SQLAlchemy 1.1.4's New "server_side_cursors" Option

Before SQLAlchemy 1.1.4, if you wanted to stream your MySQL query using server side cursors, you would need to run your query using "execution_options(stream_results=True)" and pass SSCursor into create_engine's connect_args. Now, all you need to do is pass "server_side_cursors=True" into create_engine and it will automatically stream the results for your select queries.

Is it necessary to run SQLAlchemy's session.remove()?

If you're using flask-sqlalchemy, then the answer is no - it's already doing it for you when the request finishes:

If you're using scoped_session and not explicitly running session.remove(), then your connections will only be returned to the pool after your thread finishes and garbage collection occurs. It's not a good idea to leave this to garbage collection, because you can't guarantee your connections will be returned to the pool when your application is busy. This will often lead to errors like this: "TimeoutError: QueuePool limit of size 5 overflow 10 reached, connection timed out, timeout 30"

The solution is to make sure session.remove() runs when the work finishes (like flask-sqlalchemy does), as described here:

Another alternative is not making the session global and using a context manager, as described at the bottom of this section: However, this can make things difficult when you need to access the query results outside of the context manager. If you access the query results outside of the context manager without running session.expunge_all(), you'll see all kinds of errors like this: "DetachedInstanceError: Instance <ReportingJob at 0xa41cd8c> is not bound to a Session; attribute refresh operation cannot proceed"

Another option is setting autocommit to True, but that has quite a few gotchas. Turning on autocommit will acquire connections from the engine on an as-needed basis and return them immediately after their use. You will have to explicitly start transactions with session.begin() if you enable it. It seems like this setting should be called "autotransaction" instead. It's also not very efficient, because it needs to get and return a connection each time you run a query.

PHP - max_execution_time doesn't work for socket operations

In new relic transaction logs, I was seeing some PHP requests last as long as an hour. It turns out that time spent waiting on sockets doesn't apply toward max_execution_time, and loops that involved waiting on sockets could end up taking a really long time without timing out.

PHP docs have this to say about max_execution_time:
"The set_time_limit() function and the configuration directive max_execution_time only affect the execution time of the script itself. Any time spent on activity that happens outside the execution of the script such as system calls using system(), stream operations, database queries, etc. is not included when determining the maximum time that the script has been running. This is not true on Windows where the measured time is real."

The solution ended up being setting request_terminate_timeout in php-fpm.

Python - Cachetools LRUCache KeyError

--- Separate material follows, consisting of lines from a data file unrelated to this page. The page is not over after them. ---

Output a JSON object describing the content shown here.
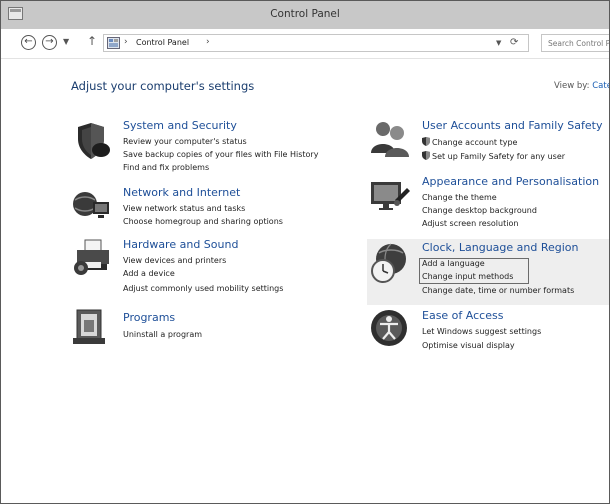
{
  "window": {
    "title": "Control Panel"
  },
  "address": {
    "back_icon": "back-arrow-icon",
    "forward_icon": "forward-arrow-icon",
    "recent_icon": "chevron-down-icon",
    "up_icon": "up-arrow-icon",
    "breadcrumb": "Control Panel",
    "separator": "›",
    "dropdown_icon": "chevron-down-icon",
    "refresh_icon": "refresh-icon",
    "search_placeholder": "Search Control Panel"
  },
  "main": {
    "heading": "Adjust your computer's settings",
    "view_by_label": "View by:",
    "view_by_value": "Category"
  },
  "categories": [
    {
      "title": "System and Security",
      "icon": "shield-icon",
      "links": [
        "Review your computer's status",
        "Save backup copies of your files with File History",
        "Find and fix problems"
      ]
    },
    {
      "title": "Network and Internet",
      "icon": "network-icon",
      "links": [
        "View network status and tasks",
        "Choose homegroup and sharing options"
      ]
    },
    {
      "title": "Hardware and Sound",
      "icon": "printer-icon",
      "links": [
        "View devices and printers",
        "Add a device",
        "Adjust commonly used mobility settings"
      ]
    },
    {
      "title": "Programs",
      "icon": "programs-icon",
      "links": [
        "Uninstall a program"
      ]
    },
    {
      "title": "User Accounts and Family Safety",
      "icon": "users-icon",
      "links": [
        "Change account type",
        "Set up Family Safety for any user"
      ]
    },
    {
      "title": "Appearance and Personalisation",
      "icon": "appearance-icon",
      "links": [
        "Change the theme",
        "Change desktop background",
        "Adjust screen resolution"
      ]
    },
    {
      "title": "Clock, Language and Region",
      "icon": "clock-globe-icon",
      "links": [
        "Add a language",
        "Change input methods",
        "Change date, time or number formats"
      ]
    },
    {
      "title": "Ease of Access",
      "icon": "ease-of-access-icon",
      "links": [
        "Let Windows suggest settings",
        "Optimise visual display"
      ]
    }
  ]
}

If your application is threaded and you're getting a "KeyError" while using the non-decorator version of cachetool's LRUCache, then you need to put whatever is manipulating the cache object inside of a lock. Also, since LRUCache is modified when values are gotten from it, you will also need to make sure you're locking when you get values from cache too. If you can use the decorator version of LRUCache, that's preferred since it has built-in locking.

Here's an example of the error:

And an example of the fix:

Javascript's Round vs PHP's Round

Today I learned that by default PHP rounds differently than javascript.

PHP (using the default PHP_ROUND_HALF_UP)

php > echo round(-1.5);
"Round val up to precision decimal places away from zero, when it is half way there. Making 1.5 into 2 and -1.5 into -2."


"For negative numbers, if the decimal portion is exactly -0.5, the return value is the smallest integer that is greater than the number."